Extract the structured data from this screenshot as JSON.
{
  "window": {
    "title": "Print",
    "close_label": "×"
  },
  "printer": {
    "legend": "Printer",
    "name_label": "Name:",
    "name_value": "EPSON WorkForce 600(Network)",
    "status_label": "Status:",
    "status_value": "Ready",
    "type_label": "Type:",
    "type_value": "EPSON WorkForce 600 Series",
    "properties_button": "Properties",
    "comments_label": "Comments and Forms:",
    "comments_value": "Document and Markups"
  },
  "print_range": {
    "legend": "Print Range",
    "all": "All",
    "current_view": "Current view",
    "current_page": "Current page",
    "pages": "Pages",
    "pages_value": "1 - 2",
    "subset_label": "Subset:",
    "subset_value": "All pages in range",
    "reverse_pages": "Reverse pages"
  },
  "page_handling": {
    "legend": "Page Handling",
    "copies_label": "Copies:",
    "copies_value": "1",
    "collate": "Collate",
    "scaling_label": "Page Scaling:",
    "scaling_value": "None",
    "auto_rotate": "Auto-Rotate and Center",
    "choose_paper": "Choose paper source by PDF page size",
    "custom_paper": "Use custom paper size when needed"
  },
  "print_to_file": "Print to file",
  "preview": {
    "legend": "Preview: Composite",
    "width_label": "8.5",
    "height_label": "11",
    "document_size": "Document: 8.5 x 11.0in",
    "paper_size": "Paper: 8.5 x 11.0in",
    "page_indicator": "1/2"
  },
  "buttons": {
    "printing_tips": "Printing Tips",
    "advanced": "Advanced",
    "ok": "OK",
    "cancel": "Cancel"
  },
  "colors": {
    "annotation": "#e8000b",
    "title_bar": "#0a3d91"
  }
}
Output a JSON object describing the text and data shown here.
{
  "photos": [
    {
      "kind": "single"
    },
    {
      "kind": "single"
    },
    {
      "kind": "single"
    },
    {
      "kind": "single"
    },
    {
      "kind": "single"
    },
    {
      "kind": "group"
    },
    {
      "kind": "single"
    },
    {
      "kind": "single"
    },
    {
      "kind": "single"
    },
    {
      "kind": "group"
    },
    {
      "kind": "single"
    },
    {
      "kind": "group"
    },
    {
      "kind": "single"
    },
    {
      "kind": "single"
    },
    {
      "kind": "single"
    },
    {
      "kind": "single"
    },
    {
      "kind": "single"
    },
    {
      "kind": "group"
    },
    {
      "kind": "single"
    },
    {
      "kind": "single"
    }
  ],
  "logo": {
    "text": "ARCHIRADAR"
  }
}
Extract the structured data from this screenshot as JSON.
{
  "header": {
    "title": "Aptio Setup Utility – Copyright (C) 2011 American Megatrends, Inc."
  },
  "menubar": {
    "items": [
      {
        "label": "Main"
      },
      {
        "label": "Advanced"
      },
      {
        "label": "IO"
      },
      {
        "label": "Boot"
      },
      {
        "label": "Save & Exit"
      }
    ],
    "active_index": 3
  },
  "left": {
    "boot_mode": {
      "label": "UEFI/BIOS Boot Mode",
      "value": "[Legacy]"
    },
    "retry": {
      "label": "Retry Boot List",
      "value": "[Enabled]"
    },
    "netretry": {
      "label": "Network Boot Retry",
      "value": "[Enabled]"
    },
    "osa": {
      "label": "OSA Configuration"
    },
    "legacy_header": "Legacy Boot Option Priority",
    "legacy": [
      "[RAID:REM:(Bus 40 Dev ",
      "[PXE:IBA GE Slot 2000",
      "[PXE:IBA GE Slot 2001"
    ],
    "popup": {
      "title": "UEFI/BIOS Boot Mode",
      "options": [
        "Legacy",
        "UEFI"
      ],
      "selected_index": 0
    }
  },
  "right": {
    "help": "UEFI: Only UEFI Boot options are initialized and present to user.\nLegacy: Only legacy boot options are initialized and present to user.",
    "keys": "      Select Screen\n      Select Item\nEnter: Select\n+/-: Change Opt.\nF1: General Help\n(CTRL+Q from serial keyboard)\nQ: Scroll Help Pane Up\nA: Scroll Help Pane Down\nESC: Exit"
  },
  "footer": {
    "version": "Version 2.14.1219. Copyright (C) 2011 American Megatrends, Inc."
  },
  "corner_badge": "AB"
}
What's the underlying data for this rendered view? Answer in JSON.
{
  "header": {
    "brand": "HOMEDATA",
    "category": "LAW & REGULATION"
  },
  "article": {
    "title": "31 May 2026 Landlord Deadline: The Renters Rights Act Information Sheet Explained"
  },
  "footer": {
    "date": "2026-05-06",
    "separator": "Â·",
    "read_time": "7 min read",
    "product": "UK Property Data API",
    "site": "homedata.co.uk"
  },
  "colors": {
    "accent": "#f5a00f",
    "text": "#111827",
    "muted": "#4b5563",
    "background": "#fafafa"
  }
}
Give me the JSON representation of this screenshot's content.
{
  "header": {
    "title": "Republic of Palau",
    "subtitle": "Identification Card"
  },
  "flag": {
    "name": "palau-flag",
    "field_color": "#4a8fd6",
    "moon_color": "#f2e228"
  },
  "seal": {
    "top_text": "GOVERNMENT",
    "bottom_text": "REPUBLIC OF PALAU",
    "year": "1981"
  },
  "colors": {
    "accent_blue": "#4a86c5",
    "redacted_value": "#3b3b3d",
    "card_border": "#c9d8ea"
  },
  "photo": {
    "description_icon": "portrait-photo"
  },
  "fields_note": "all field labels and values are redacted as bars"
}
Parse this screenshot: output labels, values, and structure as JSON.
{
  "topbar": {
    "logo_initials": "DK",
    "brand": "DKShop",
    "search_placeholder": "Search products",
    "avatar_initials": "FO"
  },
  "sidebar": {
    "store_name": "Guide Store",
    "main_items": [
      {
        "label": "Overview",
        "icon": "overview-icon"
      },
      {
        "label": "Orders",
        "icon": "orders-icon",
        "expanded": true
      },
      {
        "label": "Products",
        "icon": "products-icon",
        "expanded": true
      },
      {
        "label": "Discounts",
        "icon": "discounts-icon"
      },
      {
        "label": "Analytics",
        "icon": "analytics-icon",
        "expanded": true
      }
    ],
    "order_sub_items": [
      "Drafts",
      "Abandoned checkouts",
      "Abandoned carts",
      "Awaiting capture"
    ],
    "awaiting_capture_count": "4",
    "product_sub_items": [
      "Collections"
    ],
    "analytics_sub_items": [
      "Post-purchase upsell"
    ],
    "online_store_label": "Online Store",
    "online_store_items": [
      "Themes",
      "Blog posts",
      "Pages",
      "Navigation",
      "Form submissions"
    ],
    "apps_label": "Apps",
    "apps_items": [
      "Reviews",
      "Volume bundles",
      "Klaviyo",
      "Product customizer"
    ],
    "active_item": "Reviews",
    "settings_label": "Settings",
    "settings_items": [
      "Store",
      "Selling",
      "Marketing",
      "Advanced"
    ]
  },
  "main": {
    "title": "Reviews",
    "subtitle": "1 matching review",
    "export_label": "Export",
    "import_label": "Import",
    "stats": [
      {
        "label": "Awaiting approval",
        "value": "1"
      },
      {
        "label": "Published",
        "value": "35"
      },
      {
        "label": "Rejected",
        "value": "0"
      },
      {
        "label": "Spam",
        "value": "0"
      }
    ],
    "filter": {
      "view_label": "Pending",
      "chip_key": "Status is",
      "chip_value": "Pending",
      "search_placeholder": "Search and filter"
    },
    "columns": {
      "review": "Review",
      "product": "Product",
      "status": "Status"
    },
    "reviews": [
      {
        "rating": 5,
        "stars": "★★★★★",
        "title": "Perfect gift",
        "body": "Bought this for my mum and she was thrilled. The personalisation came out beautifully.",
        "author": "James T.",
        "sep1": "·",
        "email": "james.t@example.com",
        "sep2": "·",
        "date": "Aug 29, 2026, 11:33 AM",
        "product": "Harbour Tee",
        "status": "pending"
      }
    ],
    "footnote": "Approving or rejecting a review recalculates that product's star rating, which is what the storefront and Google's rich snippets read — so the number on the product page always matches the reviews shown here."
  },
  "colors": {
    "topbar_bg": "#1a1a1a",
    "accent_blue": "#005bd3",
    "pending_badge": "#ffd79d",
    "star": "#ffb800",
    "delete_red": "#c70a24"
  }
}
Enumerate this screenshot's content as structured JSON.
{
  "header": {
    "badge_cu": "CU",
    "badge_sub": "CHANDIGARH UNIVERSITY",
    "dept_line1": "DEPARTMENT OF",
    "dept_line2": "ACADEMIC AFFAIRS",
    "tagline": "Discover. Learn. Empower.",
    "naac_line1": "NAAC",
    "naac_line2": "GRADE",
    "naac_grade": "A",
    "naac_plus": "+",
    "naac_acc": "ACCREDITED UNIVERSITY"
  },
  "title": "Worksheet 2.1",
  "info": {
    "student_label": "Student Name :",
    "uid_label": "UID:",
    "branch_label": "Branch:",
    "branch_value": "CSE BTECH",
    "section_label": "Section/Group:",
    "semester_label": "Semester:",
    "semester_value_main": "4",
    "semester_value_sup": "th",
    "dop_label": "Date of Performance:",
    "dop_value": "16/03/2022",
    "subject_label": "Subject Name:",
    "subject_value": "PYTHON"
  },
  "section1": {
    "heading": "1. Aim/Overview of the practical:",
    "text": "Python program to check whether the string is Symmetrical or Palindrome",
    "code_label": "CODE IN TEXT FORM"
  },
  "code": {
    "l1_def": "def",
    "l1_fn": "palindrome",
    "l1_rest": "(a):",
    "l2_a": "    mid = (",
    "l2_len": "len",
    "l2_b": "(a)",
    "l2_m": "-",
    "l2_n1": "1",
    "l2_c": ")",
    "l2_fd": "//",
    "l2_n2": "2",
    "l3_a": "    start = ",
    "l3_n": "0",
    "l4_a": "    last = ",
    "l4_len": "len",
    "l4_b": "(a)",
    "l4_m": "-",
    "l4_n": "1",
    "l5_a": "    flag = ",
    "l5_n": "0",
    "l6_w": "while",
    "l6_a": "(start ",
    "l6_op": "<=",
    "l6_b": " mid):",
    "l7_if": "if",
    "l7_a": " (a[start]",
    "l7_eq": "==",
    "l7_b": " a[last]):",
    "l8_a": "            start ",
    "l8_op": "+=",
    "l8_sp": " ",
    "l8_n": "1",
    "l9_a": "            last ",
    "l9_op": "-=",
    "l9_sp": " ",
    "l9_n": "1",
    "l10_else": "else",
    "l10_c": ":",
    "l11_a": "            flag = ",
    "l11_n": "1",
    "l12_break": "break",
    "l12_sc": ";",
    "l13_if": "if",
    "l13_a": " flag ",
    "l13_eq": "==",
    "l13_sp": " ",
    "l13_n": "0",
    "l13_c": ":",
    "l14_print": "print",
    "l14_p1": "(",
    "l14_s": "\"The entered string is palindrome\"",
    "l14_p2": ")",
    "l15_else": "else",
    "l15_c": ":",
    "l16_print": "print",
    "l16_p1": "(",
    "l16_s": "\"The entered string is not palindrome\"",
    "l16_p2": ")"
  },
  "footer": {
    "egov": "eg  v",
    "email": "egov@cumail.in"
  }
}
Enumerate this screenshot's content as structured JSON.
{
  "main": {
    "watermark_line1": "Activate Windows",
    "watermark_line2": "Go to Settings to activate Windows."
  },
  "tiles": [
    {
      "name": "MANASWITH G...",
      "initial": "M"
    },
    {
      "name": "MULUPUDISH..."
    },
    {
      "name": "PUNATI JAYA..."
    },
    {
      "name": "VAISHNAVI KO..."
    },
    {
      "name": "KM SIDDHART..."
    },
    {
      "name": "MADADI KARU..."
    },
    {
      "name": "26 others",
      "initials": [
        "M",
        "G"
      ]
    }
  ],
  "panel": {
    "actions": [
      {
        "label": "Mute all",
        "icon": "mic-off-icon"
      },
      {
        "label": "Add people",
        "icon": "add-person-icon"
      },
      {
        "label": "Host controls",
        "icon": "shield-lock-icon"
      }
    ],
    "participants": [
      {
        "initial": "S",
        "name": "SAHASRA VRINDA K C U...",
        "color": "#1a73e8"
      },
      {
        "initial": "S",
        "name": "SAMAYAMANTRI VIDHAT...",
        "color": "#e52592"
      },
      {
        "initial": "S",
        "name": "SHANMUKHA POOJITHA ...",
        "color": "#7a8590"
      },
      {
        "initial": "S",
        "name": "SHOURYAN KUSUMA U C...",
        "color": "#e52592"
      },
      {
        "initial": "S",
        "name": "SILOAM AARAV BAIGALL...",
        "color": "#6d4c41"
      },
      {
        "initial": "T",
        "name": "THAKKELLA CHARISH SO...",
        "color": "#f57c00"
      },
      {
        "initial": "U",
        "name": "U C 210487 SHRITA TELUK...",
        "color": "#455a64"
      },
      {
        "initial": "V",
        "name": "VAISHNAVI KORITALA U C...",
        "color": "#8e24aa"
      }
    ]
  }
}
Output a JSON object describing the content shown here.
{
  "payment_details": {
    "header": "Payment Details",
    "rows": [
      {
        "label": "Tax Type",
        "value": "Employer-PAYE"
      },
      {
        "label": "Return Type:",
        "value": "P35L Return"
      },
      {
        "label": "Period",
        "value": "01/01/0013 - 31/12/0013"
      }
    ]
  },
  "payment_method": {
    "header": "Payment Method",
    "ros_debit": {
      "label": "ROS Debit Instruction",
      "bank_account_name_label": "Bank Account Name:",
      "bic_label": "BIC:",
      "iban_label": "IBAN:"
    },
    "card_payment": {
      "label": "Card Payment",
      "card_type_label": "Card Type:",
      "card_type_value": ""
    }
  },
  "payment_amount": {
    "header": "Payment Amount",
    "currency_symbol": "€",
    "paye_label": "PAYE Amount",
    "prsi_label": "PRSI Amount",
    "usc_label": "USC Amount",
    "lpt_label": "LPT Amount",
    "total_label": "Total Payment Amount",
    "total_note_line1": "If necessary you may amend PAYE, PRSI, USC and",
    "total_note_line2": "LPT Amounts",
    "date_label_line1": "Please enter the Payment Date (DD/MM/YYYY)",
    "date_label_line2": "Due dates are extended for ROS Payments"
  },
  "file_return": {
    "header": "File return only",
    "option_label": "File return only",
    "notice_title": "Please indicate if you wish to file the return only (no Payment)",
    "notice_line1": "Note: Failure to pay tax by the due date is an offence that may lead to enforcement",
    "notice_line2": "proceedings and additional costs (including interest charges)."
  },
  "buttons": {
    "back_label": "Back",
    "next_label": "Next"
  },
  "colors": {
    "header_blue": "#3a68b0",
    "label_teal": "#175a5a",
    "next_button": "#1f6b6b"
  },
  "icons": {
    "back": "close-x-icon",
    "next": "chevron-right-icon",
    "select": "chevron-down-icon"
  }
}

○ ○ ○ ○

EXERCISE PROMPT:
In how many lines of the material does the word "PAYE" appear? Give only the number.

OUTPUT OF THE EXERCISE:
3